**What you have to do**: Comb through the entries for "icon" and pull out each line that holds it.
*** Dataset content
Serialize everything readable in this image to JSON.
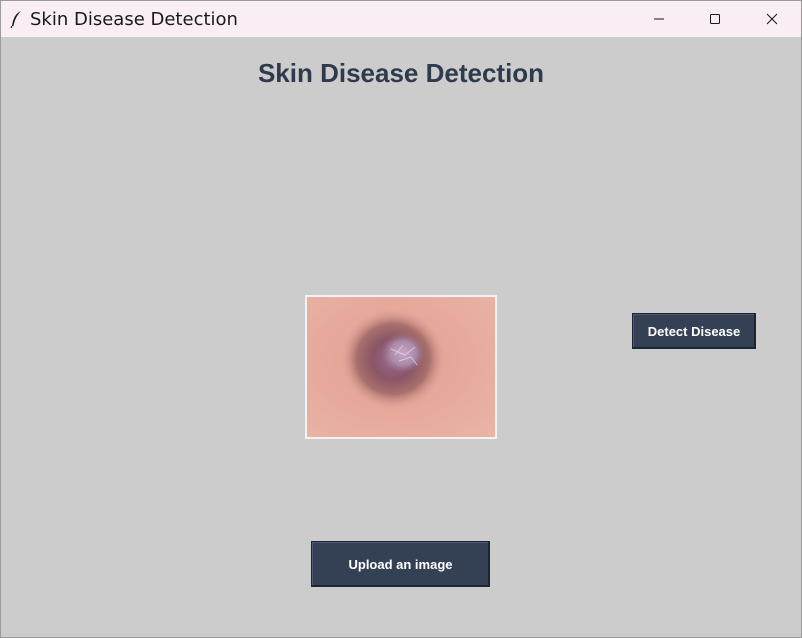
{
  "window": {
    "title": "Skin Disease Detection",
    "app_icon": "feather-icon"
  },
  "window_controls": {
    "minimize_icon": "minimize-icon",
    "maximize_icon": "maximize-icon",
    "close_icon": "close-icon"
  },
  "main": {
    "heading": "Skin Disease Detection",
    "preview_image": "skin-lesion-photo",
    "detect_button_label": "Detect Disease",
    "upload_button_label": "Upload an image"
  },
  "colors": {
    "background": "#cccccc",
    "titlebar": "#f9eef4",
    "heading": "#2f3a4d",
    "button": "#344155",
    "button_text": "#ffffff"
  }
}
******
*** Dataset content
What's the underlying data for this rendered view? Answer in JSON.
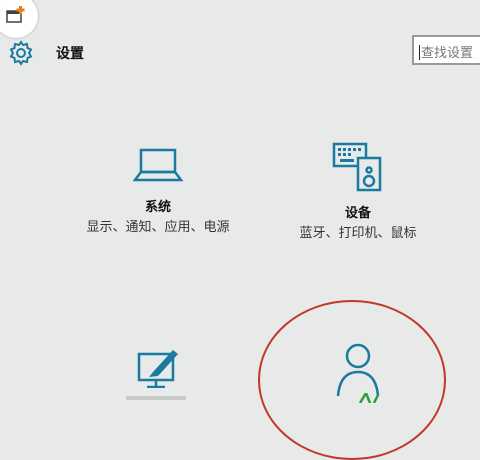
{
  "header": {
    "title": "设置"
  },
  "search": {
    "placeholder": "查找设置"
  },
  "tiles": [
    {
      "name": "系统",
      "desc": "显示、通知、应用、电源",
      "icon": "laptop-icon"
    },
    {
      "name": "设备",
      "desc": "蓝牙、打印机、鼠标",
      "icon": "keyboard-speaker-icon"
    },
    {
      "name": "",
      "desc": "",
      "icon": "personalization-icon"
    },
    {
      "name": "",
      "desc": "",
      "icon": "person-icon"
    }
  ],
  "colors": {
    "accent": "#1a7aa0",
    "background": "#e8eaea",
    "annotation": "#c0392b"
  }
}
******
**Finished exercise**:
    "app_icon": "feather-icon"
    "minimize_icon": "minimize-icon",
    "maximize_icon": "maximize-icon",
    "close_icon": "close-icon"
      "icon": "laptop-icon"
      "icon": "keyboard-speaker-icon"
      "icon": "personalization-icon"
      "icon": "person-icon"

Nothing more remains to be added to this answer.